The CEO of the company was former New Jersey governor and ex-Goldman Sachs Group Inc. co- Chairman Jon Corzine. Yes, the same Goldman that has been in the news when Wall Street got all that taxpayer bailout money. And, yes, the same Corzine whose appetite for risky business has not been quenched by all the disasters and dangerous high-wire games the brokers and money managers have been playing for the past ten years.

So apparently no lessons were learned and what's worse, government regulations to protect investors and protect the United States of America from another financial crisis are NOT working. Under Commodity Futures Trading Commission rules " ... futures brokers that trade on exchanges are required to keep their clients’ collateral, often cash or securities, separate from their own accounts." The question is whether this was done or not. Everyone to date is keeping mum on that and not answering e-mail or phone calls.

How did Corzine and MF Global manage to blow it? "Corzine wagered $6.3 billion of the firm’s own money on sovereign European debt in a bid to increase profits. Instead, the firm reported a $191.6 million quarterly loss on Oct. 25."

Do you know what "sovereign European debt" is? Ever hear of Greece, Italy, Spain, and Ireland and how their national finances are doing? Ever hear of the threat of Greek debt default? Did you know that Italy now poses the single greatest threat to the security of global markets?

I know that Wall Street is all about speculation and taking risks. I know that "smart" investors try to "outsmart" all the others and if they are right they make billions in profit. This whole sorry story seems to confirm the fact that the markets are still largely a huge casino where high rollers playing with investor money are sitting at the roulette table. And, if they are “too big to fail” knowing that the taxpayers will bail them out.

Is it time to regulations on Wall Street as Republicans would have us believe?

In fact, the financial system, on both sides of the Atlantic, is still dominated by too-big-to-fail banks and regulations intended to ensure that their collapse won’t bring down the financial system are still a work in progress.

Another reason that Mr. Corzine’s bets may have gone so wrong — and another echo of the financial crisis — is that American regulators did not rein in the firm.
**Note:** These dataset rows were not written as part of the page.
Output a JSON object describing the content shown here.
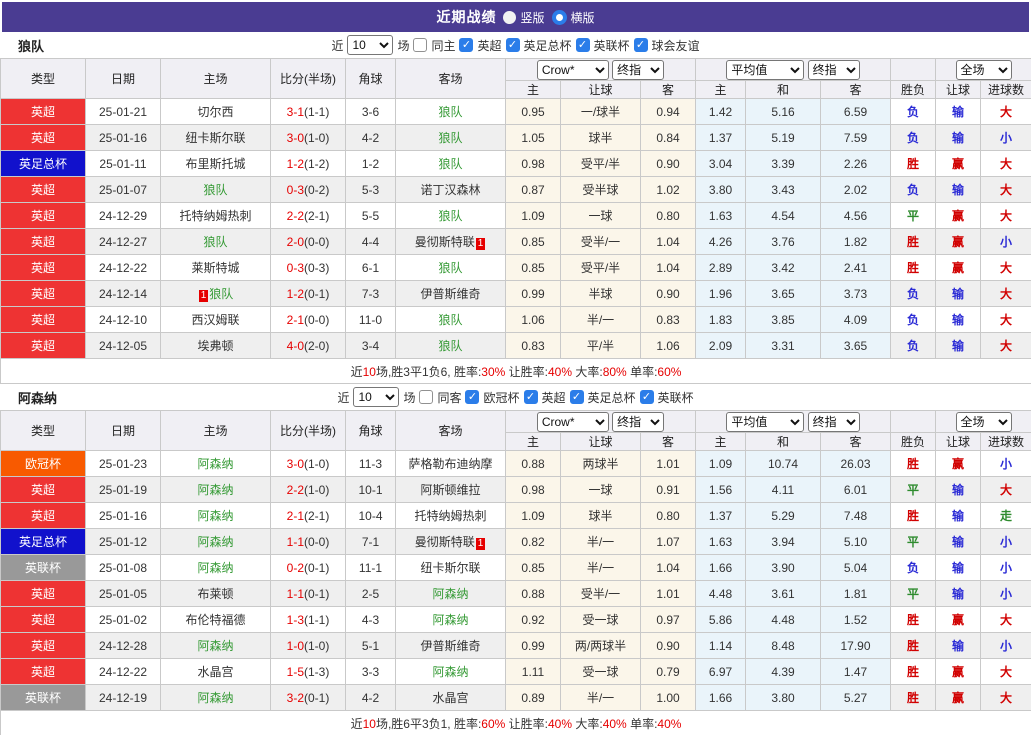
{
  "title_bar": {
    "title": "近期战绩",
    "radios": [
      {
        "label": "竖版",
        "checked": false
      },
      {
        "label": "横版",
        "checked": true
      }
    ]
  },
  "colors": {
    "accent_purple": "#4a3c92",
    "checkbox_blue": "#2b7de9",
    "league": {
      "英超": "#ee3333",
      "英足总杯": "#1111cc",
      "欧冠杯": "#f85a00",
      "英联杯": "#999999"
    },
    "result_red": "#d10000",
    "result_blue": "#2b2bd5",
    "result_green": "#2e8b2e",
    "team_highlight": "#339933",
    "score_red": "#e60000",
    "odds_col_bg": "#fbf6ea",
    "avg_col_bg": "#eaf4fa"
  },
  "table_header": {
    "left_cols": [
      "类型",
      "日期",
      "主场",
      "比分(半场)",
      "角球",
      "客场"
    ],
    "dropdowns": {
      "odds_source": "Crow*",
      "odds_stage": "终指",
      "avg_source": "平均值",
      "avg_stage": "终指",
      "result_scope": "全场"
    },
    "sub_cols": [
      "主",
      "让球",
      "客",
      "主",
      "和",
      "客",
      "胜负",
      "让球",
      "进球数"
    ]
  },
  "sections": [
    {
      "team": "狼队",
      "filter": {
        "near_label": "近",
        "count": "10",
        "games_label": "场",
        "same_label": "同主",
        "same_checked": false,
        "leagues": [
          "英超",
          "英足总杯",
          "英联杯",
          "球会友谊"
        ]
      },
      "rows": [
        {
          "league": "英超",
          "date": "25-01-21",
          "home": "切尔西",
          "home_hl": false,
          "home_badge": "",
          "home_badge_pos": "",
          "score": "3-1",
          "half": "(1-1)",
          "corners": "3-6",
          "away": "狼队",
          "away_hl": true,
          "away_badge": "",
          "away_badge_pos": "",
          "odds": [
            "0.95",
            "一/球半",
            "0.94"
          ],
          "avg": [
            "1.42",
            "5.16",
            "6.59"
          ],
          "results": [
            "负",
            "输",
            "大"
          ]
        },
        {
          "league": "英超",
          "date": "25-01-16",
          "home": "纽卡斯尔联",
          "home_hl": false,
          "home_badge": "",
          "home_badge_pos": "",
          "score": "3-0",
          "half": "(1-0)",
          "corners": "4-2",
          "away": "狼队",
          "away_hl": true,
          "away_badge": "",
          "away_badge_pos": "",
          "odds": [
            "1.05",
            "球半",
            "0.84"
          ],
          "avg": [
            "1.37",
            "5.19",
            "7.59"
          ],
          "results": [
            "负",
            "输",
            "小"
          ]
        },
        {
          "league": "英足总杯",
          "date": "25-01-11",
          "home": "布里斯托城",
          "home_hl": false,
          "home_badge": "",
          "home_badge_pos": "",
          "score": "1-2",
          "half": "(1-2)",
          "corners": "1-2",
          "away": "狼队",
          "away_hl": true,
          "away_badge": "",
          "away_badge_pos": "",
          "odds": [
            "0.98",
            "受平/半",
            "0.90"
          ],
          "avg": [
            "3.04",
            "3.39",
            "2.26"
          ],
          "results": [
            "胜",
            "赢",
            "大"
          ]
        },
        {
          "league": "英超",
          "date": "25-01-07",
          "home": "狼队",
          "home_hl": true,
          "home_badge": "",
          "home_badge_pos": "",
          "score": "0-3",
          "half": "(0-2)",
          "corners": "5-3",
          "away": "诺丁汉森林",
          "away_hl": false,
          "away_badge": "",
          "away_badge_pos": "",
          "odds": [
            "0.87",
            "受半球",
            "1.02"
          ],
          "avg": [
            "3.80",
            "3.43",
            "2.02"
          ],
          "results": [
            "负",
            "输",
            "大"
          ]
        },
        {
          "league": "英超",
          "date": "24-12-29",
          "home": "托特纳姆热刺",
          "home_hl": false,
          "home_badge": "",
          "home_badge_pos": "",
          "score": "2-2",
          "half": "(2-1)",
          "corners": "5-5",
          "away": "狼队",
          "away_hl": true,
          "away_badge": "",
          "away_badge_pos": "",
          "odds": [
            "1.09",
            "一球",
            "0.80"
          ],
          "avg": [
            "1.63",
            "4.54",
            "4.56"
          ],
          "results": [
            "平",
            "赢",
            "大"
          ]
        },
        {
          "league": "英超",
          "date": "24-12-27",
          "home": "狼队",
          "home_hl": true,
          "home_badge": "",
          "home_badge_pos": "",
          "score": "2-0",
          "half": "(0-0)",
          "corners": "4-4",
          "away": "曼彻斯特联",
          "away_hl": false,
          "away_badge": "1",
          "away_badge_pos": "after",
          "odds": [
            "0.85",
            "受半/一",
            "1.04"
          ],
          "avg": [
            "4.26",
            "3.76",
            "1.82"
          ],
          "results": [
            "胜",
            "赢",
            "小"
          ]
        },
        {
          "league": "英超",
          "date": "24-12-22",
          "home": "莱斯特城",
          "home_hl": false,
          "home_badge": "",
          "home_badge_pos": "",
          "score": "0-3",
          "half": "(0-3)",
          "corners": "6-1",
          "away": "狼队",
          "away_hl": true,
          "away_badge": "",
          "away_badge_pos": "",
          "odds": [
            "0.85",
            "受平/半",
            "1.04"
          ],
          "avg": [
            "2.89",
            "3.42",
            "2.41"
          ],
          "results": [
            "胜",
            "赢",
            "大"
          ]
        },
        {
          "league": "英超",
          "date": "24-12-14",
          "home": "狼队",
          "home_hl": true,
          "home_badge": "1",
          "home_badge_pos": "before",
          "score": "1-2",
          "half": "(0-1)",
          "corners": "7-3",
          "away": "伊普斯维奇",
          "away_hl": false,
          "away_badge": "",
          "away_badge_pos": "",
          "odds": [
            "0.99",
            "半球",
            "0.90"
          ],
          "avg": [
            "1.96",
            "3.65",
            "3.73"
          ],
          "results": [
            "负",
            "输",
            "大"
          ]
        },
        {
          "league": "英超",
          "date": "24-12-10",
          "home": "西汉姆联",
          "home_hl": false,
          "home_badge": "",
          "home_badge_pos": "",
          "score": "2-1",
          "half": "(0-0)",
          "corners": "11-0",
          "away": "狼队",
          "away_hl": true,
          "away_badge": "",
          "away_badge_pos": "",
          "odds": [
            "1.06",
            "半/一",
            "0.83"
          ],
          "avg": [
            "1.83",
            "3.85",
            "4.09"
          ],
          "results": [
            "负",
            "输",
            "大"
          ]
        },
        {
          "league": "英超",
          "date": "24-12-05",
          "home": "埃弗顿",
          "home_hl": false,
          "home_badge": "",
          "home_badge_pos": "",
          "score": "4-0",
          "half": "(2-0)",
          "corners": "3-4",
          "away": "狼队",
          "away_hl": true,
          "away_badge": "",
          "away_badge_pos": "",
          "odds": [
            "0.83",
            "平/半",
            "1.06"
          ],
          "avg": [
            "2.09",
            "3.31",
            "3.65"
          ],
          "results": [
            "负",
            "输",
            "大"
          ]
        }
      ],
      "summary": [
        {
          "text": "近",
          "red": false
        },
        {
          "text": "10",
          "red": true
        },
        {
          "text": "场,胜3平1负6, 胜率:",
          "red": false
        },
        {
          "text": "30%",
          "red": true
        },
        {
          "text": " 让胜率:",
          "red": false
        },
        {
          "text": "40%",
          "red": true
        },
        {
          "text": " 大率:",
          "red": false
        },
        {
          "text": "80%",
          "red": true
        },
        {
          "text": " 单率:",
          "red": false
        },
        {
          "text": "60%",
          "red": true
        }
      ]
    },
    {
      "team": "阿森纳",
      "filter": {
        "near_label": "近",
        "count": "10",
        "games_label": "场",
        "same_label": "同客",
        "same_checked": false,
        "leagues": [
          "欧冠杯",
          "英超",
          "英足总杯",
          "英联杯"
        ]
      },
      "rows": [
        {
          "league": "欧冠杯",
          "date": "25-01-23",
          "home": "阿森纳",
          "home_hl": true,
          "home_badge": "",
          "home_badge_pos": "",
          "score": "3-0",
          "half": "(1-0)",
          "corners": "11-3",
          "away": "萨格勒布迪纳摩",
          "away_hl": false,
          "away_badge": "",
          "away_badge_pos": "",
          "odds": [
            "0.88",
            "两球半",
            "1.01"
          ],
          "avg": [
            "1.09",
            "10.74",
            "26.03"
          ],
          "results": [
            "胜",
            "赢",
            "小"
          ]
        },
        {
          "league": "英超",
          "date": "25-01-19",
          "home": "阿森纳",
          "home_hl": true,
          "home_badge": "",
          "home_badge_pos": "",
          "score": "2-2",
          "half": "(1-0)",
          "corners": "10-1",
          "away": "阿斯顿维拉",
          "away_hl": false,
          "away_badge": "",
          "away_badge_pos": "",
          "odds": [
            "0.98",
            "一球",
            "0.91"
          ],
          "avg": [
            "1.56",
            "4.11",
            "6.01"
          ],
          "results": [
            "平",
            "输",
            "大"
          ]
        },
        {
          "league": "英超",
          "date": "25-01-16",
          "home": "阿森纳",
          "home_hl": true,
          "home_badge": "",
          "home_badge_pos": "",
          "score": "2-1",
          "half": "(2-1)",
          "corners": "10-4",
          "away": "托特纳姆热刺",
          "away_hl": false,
          "away_badge": "",
          "away_badge_pos": "",
          "odds": [
            "1.09",
            "球半",
            "0.80"
          ],
          "avg": [
            "1.37",
            "5.29",
            "7.48"
          ],
          "results": [
            "胜",
            "输",
            "走"
          ]
        },
        {
          "league": "英足总杯",
          "date": "25-01-12",
          "home": "阿森纳",
          "home_hl": true,
          "home_badge": "",
          "home_badge_pos": "",
          "score": "1-1",
          "half": "(0-0)",
          "corners": "7-1",
          "away": "曼彻斯特联",
          "away_hl": false,
          "away_badge": "1",
          "away_badge_pos": "after",
          "odds": [
            "0.82",
            "半/一",
            "1.07"
          ],
          "avg": [
            "1.63",
            "3.94",
            "5.10"
          ],
          "results": [
            "平",
            "输",
            "小"
          ]
        },
        {
          "league": "英联杯",
          "date": "25-01-08",
          "home": "阿森纳",
          "home_hl": true,
          "home_badge": "",
          "home_badge_pos": "",
          "score": "0-2",
          "half": "(0-1)",
          "corners": "11-1",
          "away": "纽卡斯尔联",
          "away_hl": false,
          "away_badge": "",
          "away_badge_pos": "",
          "odds": [
            "0.85",
            "半/一",
            "1.04"
          ],
          "avg": [
            "1.66",
            "3.90",
            "5.04"
          ],
          "results": [
            "负",
            "输",
            "小"
          ]
        },
        {
          "league": "英超",
          "date": "25-01-05",
          "home": "布莱顿",
          "home_hl": false,
          "home_badge": "",
          "home_badge_pos": "",
          "score": "1-1",
          "half": "(0-1)",
          "corners": "2-5",
          "away": "阿森纳",
          "away_hl": true,
          "away_badge": "",
          "away_badge_pos": "",
          "odds": [
            "0.88",
            "受半/一",
            "1.01"
          ],
          "avg": [
            "4.48",
            "3.61",
            "1.81"
          ],
          "results": [
            "平",
            "输",
            "小"
          ]
        },
        {
          "league": "英超",
          "date": "25-01-02",
          "home": "布伦特福德",
          "home_hl": false,
          "home_badge": "",
          "home_badge_pos": "",
          "score": "1-3",
          "half": "(1-1)",
          "corners": "4-3",
          "away": "阿森纳",
          "away_hl": true,
          "away_badge": "",
          "away_badge_pos": "",
          "odds": [
            "0.92",
            "受一球",
            "0.97"
          ],
          "avg": [
            "5.86",
            "4.48",
            "1.52"
          ],
          "results": [
            "胜",
            "赢",
            "大"
          ]
        },
        {
          "league": "英超",
          "date": "24-12-28",
          "home": "阿森纳",
          "home_hl": true,
          "home_badge": "",
          "home_badge_pos": "",
          "score": "1-0",
          "half": "(1-0)",
          "corners": "5-1",
          "away": "伊普斯维奇",
          "away_hl": false,
          "away_badge": "",
          "away_badge_pos": "",
          "odds": [
            "0.99",
            "两/两球半",
            "0.90"
          ],
          "avg": [
            "1.14",
            "8.48",
            "17.90"
          ],
          "results": [
            "胜",
            "输",
            "小"
          ]
        },
        {
          "league": "英超",
          "date": "24-12-22",
          "home": "水晶宫",
          "home_hl": false,
          "home_badge": "",
          "home_badge_pos": "",
          "score": "1-5",
          "half": "(1-3)",
          "corners": "3-3",
          "away": "阿森纳",
          "away_hl": true,
          "away_badge": "",
          "away_badge_pos": "",
          "odds": [
            "1.11",
            "受一球",
            "0.79"
          ],
          "avg": [
            "6.97",
            "4.39",
            "1.47"
          ],
          "results": [
            "胜",
            "赢",
            "大"
          ]
        },
        {
          "league": "英联杯",
          "date": "24-12-19",
          "home": "阿森纳",
          "home_hl": true,
          "home_badge": "",
          "home_badge_pos": "",
          "score": "3-2",
          "half": "(0-1)",
          "corners": "4-2",
          "away": "水晶宫",
          "away_hl": false,
          "away_badge": "",
          "away_badge_pos": "",
          "odds": [
            "0.89",
            "半/一",
            "1.00"
          ],
          "avg": [
            "1.66",
            "3.80",
            "5.27"
          ],
          "results": [
            "胜",
            "赢",
            "大"
          ]
        }
      ],
      "summary": [
        {
          "text": "近",
          "red": false
        },
        {
          "text": "10",
          "red": true
        },
        {
          "text": "场,胜6平3负1, 胜率:",
          "red": false
        },
        {
          "text": "60%",
          "red": true
        },
        {
          "text": " 让胜率:",
          "red": false
        },
        {
          "text": "40%",
          "red": true
        },
        {
          "text": " 大率:",
          "red": false
        },
        {
          "text": "40%",
          "red": true
        },
        {
          "text": " 单率:",
          "red": false
        },
        {
          "text": "40%",
          "red": true
        }
      ]
    }
  ]
}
MF Global was highly leveraged, with liabilities at the end of June of $44.4 billion and equity of only $1.4 billion.”

Why don’t we ask Herman Cain, Mitt Romney, Newt Gingrich, Rick Perry and the other presidential contenders about this story and what their position is on business and Wall Street "over-regulation." Is that still a credible story line?

Steffen W. Schmidt, University Professor of Political Science and Public Policy at Iowa State University, WNYC blogger, and chief Political correspondent of Insider Iowa.